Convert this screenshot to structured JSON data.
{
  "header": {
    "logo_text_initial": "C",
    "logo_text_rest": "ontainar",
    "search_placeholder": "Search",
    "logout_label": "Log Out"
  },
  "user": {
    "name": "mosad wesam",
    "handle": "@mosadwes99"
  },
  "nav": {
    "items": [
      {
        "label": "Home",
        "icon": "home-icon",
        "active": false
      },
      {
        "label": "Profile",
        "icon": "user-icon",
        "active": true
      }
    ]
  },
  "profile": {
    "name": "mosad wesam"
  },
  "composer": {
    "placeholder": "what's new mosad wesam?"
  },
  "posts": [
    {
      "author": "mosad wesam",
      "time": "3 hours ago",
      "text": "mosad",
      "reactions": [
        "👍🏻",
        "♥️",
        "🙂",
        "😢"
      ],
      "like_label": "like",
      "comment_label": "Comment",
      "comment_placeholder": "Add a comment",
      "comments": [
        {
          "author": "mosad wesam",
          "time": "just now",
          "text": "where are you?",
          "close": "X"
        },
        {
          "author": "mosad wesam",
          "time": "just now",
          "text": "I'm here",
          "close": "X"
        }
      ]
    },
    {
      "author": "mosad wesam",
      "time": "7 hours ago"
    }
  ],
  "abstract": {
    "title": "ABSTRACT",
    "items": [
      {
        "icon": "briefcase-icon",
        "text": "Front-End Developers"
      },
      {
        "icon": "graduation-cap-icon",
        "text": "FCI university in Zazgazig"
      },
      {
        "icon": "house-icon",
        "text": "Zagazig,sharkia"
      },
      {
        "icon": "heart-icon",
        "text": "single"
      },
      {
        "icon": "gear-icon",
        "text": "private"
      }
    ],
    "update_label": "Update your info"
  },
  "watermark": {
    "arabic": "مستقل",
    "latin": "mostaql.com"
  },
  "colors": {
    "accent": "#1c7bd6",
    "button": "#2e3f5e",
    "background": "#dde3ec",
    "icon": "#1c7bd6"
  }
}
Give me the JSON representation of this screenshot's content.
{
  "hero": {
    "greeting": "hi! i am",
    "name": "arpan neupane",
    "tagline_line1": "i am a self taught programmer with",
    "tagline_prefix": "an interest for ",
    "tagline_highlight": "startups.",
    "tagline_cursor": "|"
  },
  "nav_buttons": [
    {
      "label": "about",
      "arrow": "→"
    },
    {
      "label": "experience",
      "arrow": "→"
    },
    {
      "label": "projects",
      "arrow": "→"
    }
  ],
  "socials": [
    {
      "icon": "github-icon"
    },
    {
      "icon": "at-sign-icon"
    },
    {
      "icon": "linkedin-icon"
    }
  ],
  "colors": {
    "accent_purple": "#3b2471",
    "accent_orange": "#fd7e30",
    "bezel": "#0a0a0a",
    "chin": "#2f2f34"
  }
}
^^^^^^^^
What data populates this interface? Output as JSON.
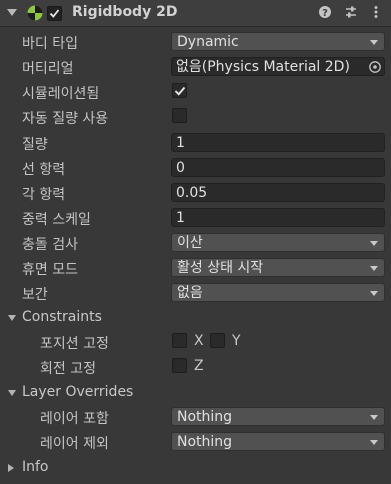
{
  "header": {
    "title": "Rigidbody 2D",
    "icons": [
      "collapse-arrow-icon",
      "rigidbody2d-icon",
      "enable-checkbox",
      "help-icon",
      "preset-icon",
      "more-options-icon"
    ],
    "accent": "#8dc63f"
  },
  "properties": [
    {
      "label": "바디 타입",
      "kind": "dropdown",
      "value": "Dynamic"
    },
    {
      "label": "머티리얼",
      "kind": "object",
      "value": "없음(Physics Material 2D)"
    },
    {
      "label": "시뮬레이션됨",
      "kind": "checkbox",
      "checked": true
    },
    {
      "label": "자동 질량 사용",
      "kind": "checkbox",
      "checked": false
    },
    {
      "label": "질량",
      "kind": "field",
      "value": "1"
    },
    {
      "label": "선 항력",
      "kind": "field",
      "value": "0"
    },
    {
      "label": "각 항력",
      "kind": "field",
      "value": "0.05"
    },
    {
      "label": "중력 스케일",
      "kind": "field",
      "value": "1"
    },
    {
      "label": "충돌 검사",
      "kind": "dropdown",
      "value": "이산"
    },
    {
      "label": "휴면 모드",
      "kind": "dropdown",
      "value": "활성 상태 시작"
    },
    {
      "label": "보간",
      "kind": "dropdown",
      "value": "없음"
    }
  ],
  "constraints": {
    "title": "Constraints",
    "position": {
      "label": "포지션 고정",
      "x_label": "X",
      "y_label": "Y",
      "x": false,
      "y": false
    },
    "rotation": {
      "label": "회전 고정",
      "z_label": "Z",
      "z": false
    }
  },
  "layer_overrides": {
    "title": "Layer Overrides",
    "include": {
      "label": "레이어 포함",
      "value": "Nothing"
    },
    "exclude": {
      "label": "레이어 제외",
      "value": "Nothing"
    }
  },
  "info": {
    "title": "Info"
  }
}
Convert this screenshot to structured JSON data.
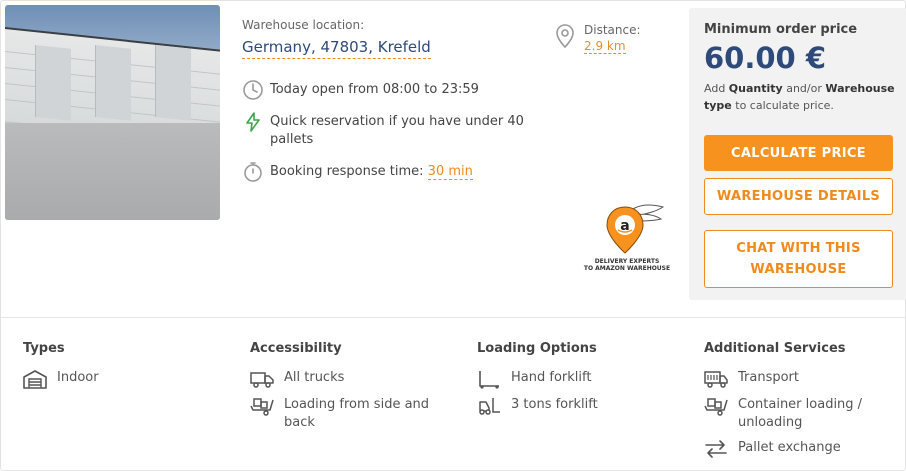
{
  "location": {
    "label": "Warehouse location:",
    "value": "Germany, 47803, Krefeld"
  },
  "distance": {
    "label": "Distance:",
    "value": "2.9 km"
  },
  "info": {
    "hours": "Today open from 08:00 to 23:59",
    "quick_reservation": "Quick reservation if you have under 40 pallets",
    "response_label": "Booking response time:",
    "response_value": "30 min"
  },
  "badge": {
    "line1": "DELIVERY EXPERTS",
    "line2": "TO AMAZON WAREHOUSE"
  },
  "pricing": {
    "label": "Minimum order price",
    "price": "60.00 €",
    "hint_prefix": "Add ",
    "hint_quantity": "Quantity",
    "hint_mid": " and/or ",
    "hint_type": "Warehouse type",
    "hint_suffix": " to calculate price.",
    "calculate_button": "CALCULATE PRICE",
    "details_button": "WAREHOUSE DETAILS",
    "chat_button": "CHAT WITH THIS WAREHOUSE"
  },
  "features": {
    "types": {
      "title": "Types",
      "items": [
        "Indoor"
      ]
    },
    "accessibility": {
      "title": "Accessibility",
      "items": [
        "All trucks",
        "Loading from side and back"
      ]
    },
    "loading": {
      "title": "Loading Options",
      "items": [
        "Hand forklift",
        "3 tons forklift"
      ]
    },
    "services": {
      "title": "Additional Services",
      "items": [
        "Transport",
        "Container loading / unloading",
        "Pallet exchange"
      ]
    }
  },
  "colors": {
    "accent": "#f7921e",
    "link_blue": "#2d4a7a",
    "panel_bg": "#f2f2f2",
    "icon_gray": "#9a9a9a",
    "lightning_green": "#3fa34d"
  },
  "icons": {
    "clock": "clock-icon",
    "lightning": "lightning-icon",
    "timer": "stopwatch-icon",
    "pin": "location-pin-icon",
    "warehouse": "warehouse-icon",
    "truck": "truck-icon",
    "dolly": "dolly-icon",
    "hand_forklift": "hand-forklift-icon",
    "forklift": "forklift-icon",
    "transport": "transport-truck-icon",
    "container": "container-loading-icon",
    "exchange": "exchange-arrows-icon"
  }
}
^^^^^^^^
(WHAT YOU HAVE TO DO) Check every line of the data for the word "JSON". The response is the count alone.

(TASK RESPONSE) 4